* Task requirements: In your copy, include no images, and write out every entry below exactly as it stands.

━━━━━━

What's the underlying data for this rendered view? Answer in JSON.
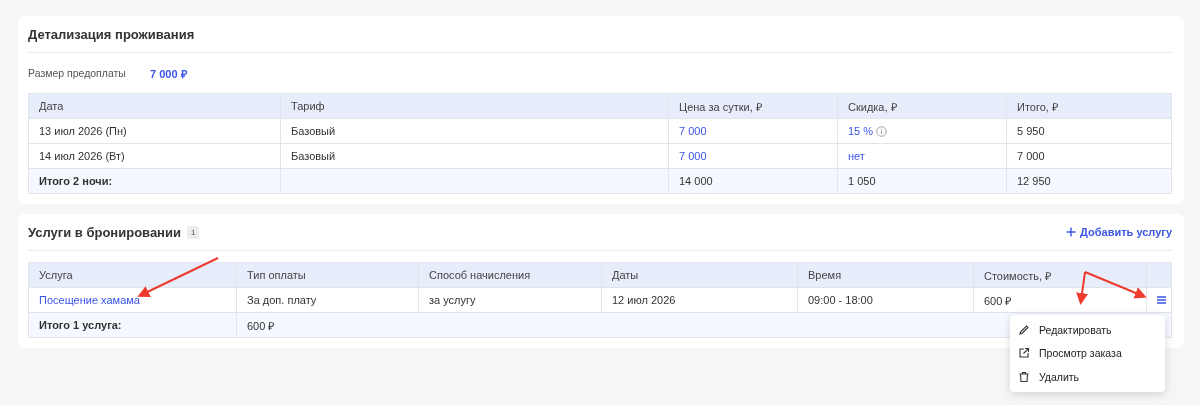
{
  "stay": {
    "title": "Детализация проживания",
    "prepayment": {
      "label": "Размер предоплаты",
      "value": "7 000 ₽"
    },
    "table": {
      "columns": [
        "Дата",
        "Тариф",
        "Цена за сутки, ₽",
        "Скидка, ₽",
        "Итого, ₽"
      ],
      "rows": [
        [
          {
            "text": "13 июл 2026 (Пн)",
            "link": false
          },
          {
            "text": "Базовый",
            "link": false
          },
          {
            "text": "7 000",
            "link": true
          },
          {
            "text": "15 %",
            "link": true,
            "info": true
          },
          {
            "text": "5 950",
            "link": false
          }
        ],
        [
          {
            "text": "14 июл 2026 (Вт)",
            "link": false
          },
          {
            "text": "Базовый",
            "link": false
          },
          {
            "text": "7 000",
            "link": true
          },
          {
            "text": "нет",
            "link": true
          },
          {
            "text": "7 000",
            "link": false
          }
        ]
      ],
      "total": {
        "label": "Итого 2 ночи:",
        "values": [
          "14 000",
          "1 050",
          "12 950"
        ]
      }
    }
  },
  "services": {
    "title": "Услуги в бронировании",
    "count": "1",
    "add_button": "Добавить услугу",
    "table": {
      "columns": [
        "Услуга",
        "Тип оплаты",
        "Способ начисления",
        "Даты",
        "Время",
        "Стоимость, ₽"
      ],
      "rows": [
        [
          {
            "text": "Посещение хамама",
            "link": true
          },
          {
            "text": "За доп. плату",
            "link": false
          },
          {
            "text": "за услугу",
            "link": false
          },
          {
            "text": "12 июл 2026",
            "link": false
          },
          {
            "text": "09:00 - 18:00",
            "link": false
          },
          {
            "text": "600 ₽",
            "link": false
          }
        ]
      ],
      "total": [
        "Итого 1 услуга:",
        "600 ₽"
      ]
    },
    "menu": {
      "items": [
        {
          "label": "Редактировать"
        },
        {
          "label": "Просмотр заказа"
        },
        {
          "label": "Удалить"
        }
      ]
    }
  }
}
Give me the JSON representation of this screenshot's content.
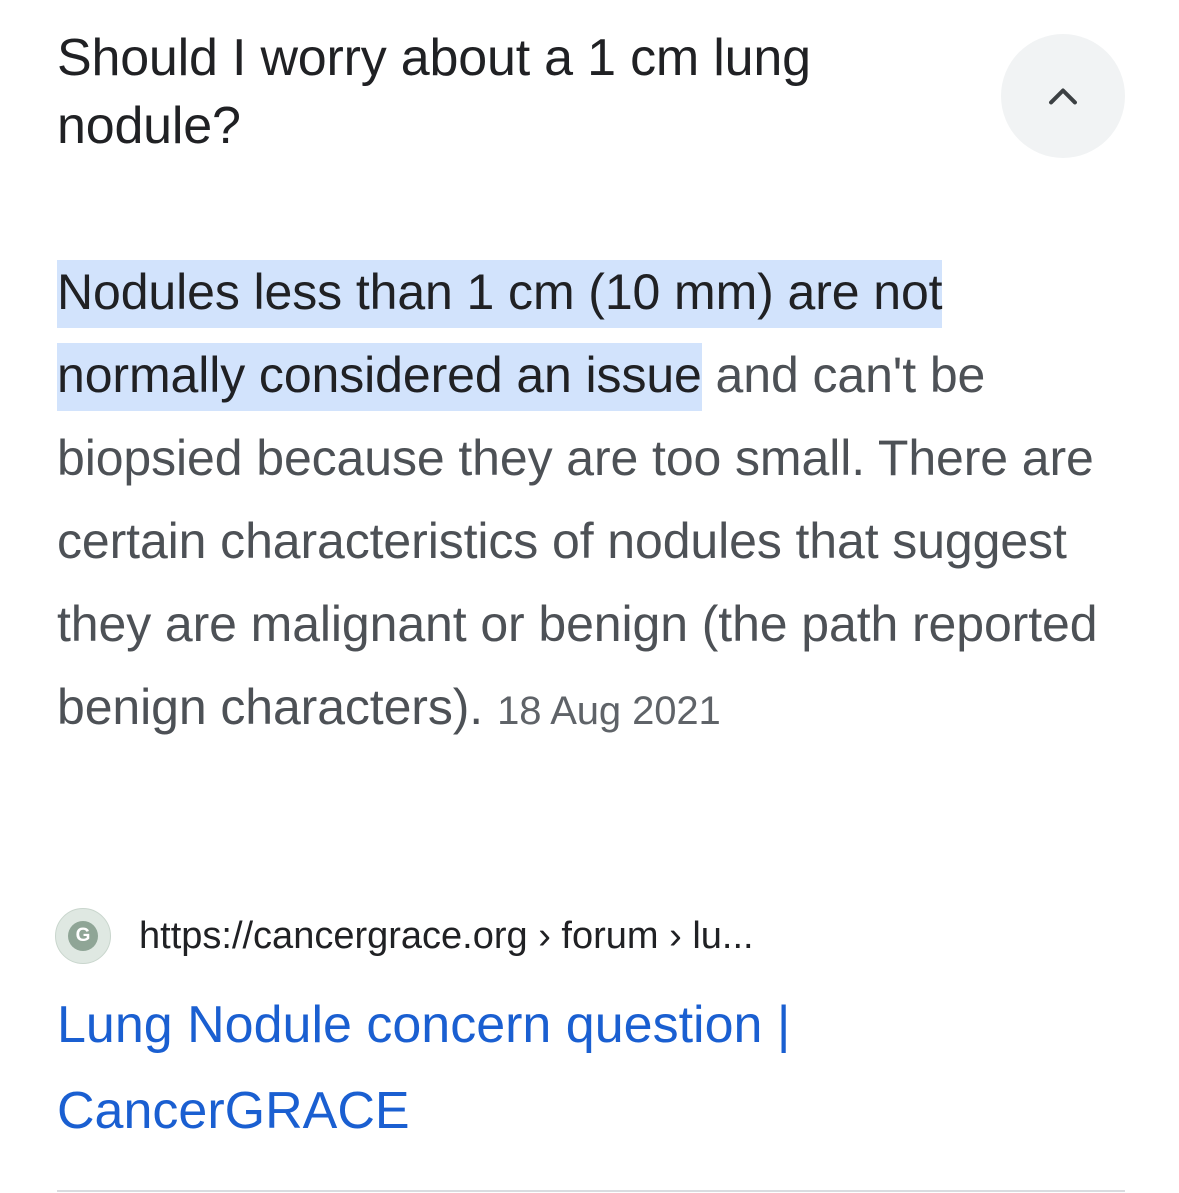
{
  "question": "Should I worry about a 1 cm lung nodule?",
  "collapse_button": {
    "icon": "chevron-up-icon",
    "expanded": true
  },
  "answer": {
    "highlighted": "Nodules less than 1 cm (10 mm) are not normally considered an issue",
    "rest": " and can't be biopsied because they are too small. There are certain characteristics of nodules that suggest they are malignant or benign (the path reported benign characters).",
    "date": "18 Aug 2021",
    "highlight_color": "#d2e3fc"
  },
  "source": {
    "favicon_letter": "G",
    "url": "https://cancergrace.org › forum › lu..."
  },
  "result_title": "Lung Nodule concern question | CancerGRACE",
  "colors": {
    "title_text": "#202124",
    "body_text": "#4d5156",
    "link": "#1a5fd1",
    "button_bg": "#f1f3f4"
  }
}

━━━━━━

* Expected answer:
What's the underlying data for this rendered view? Answer in JSON.
{
  "stay": {
    "title": "Детализация проживания",
    "prepayment": {
      "label": "Размер предоплаты",
      "value": "7 000 ₽"
    },
    "table": {
      "columns": [
        "Дата",
        "Тариф",
        "Цена за сутки, ₽",
        "Скидка, ₽",
        "Итого, ₽"
      ],
      "rows": [
        [
          {
            "text": "13 июл 2026 (Пн)",
            "link": false
          },
          {
            "text": "Базовый",
            "link": false
          },
          {
            "text": "7 000",
            "link": true
          },
          {
            "text": "15 %",
            "link": true,
            "info": true
          },
          {
            "text": "5 950",
            "link": false
          }
        ],
        [
          {
            "text": "14 июл 2026 (Вт)",
            "link": false
          },
          {
            "text": "Базовый",
            "link": false
          },
          {
            "text": "7 000",
            "link": true
          },
          {
            "text": "нет",
            "link": true
          },
          {
            "text": "7 000",
            "link": false
          }
        ]
      ],
      "total": {
        "label": "Итого 2 ночи:",
        "values": [
          "14 000",
          "1 050",
          "12 950"
        ]
      }
    }
  },
  "services": {
    "title": "Услуги в бронировании",
    "count": "1",
    "add_button": "Добавить услугу",
    "table": {
      "columns": [
        "Услуга",
        "Тип оплаты",
        "Способ начисления",
        "Даты",
        "Время",
        "Стоимость, ₽"
      ],
      "rows": [
        [
          {
            "text": "Посещение хамама",
            "link": true
          },
          {
            "text": "За доп. плату",
            "link": false
          },
          {
            "text": "за услугу",
            "link": false
          },
          {
            "text": "12 июл 2026",
            "link": false
          },
          {
            "text": "09:00 - 18:00",
            "link": false
          },
          {
            "text": "600 ₽",
            "link": false
          }
        ]
      ],
      "total": [
        "Итого 1 услуга:",
        "600 ₽"
      ]
    },
    "menu": {
      "items": [
        {
          "label": "Редактировать"
        },
        {
          "label": "Просмотр заказа"
        },
        {
          "label": "Удалить"
        }
      ]
    }
  }
}
Give me the JSON representation of this screenshot's content.
{
  "question": "Should I worry about a 1 cm lung nodule?",
  "collapse_button": {
    "icon": "chevron-up-icon",
    "expanded": true
  },
  "answer": {
    "highlighted": "Nodules less than 1 cm (10 mm) are not normally considered an issue",
    "rest": " and can't be biopsied because they are too small. There are certain characteristics of nodules that suggest they are malignant or benign (the path reported benign characters).",
    "date": "18 Aug 2021",
    "highlight_color": "#d2e3fc"
  },
  "source": {
    "favicon_letter": "G",
    "url": "https://cancergrace.org › forum › lu..."
  },
  "result_title": "Lung Nodule concern question | CancerGRACE",
  "colors": {
    "title_text": "#202124",
    "body_text": "#4d5156",
    "link": "#1a5fd1",
    "button_bg": "#f1f3f4"
  }
}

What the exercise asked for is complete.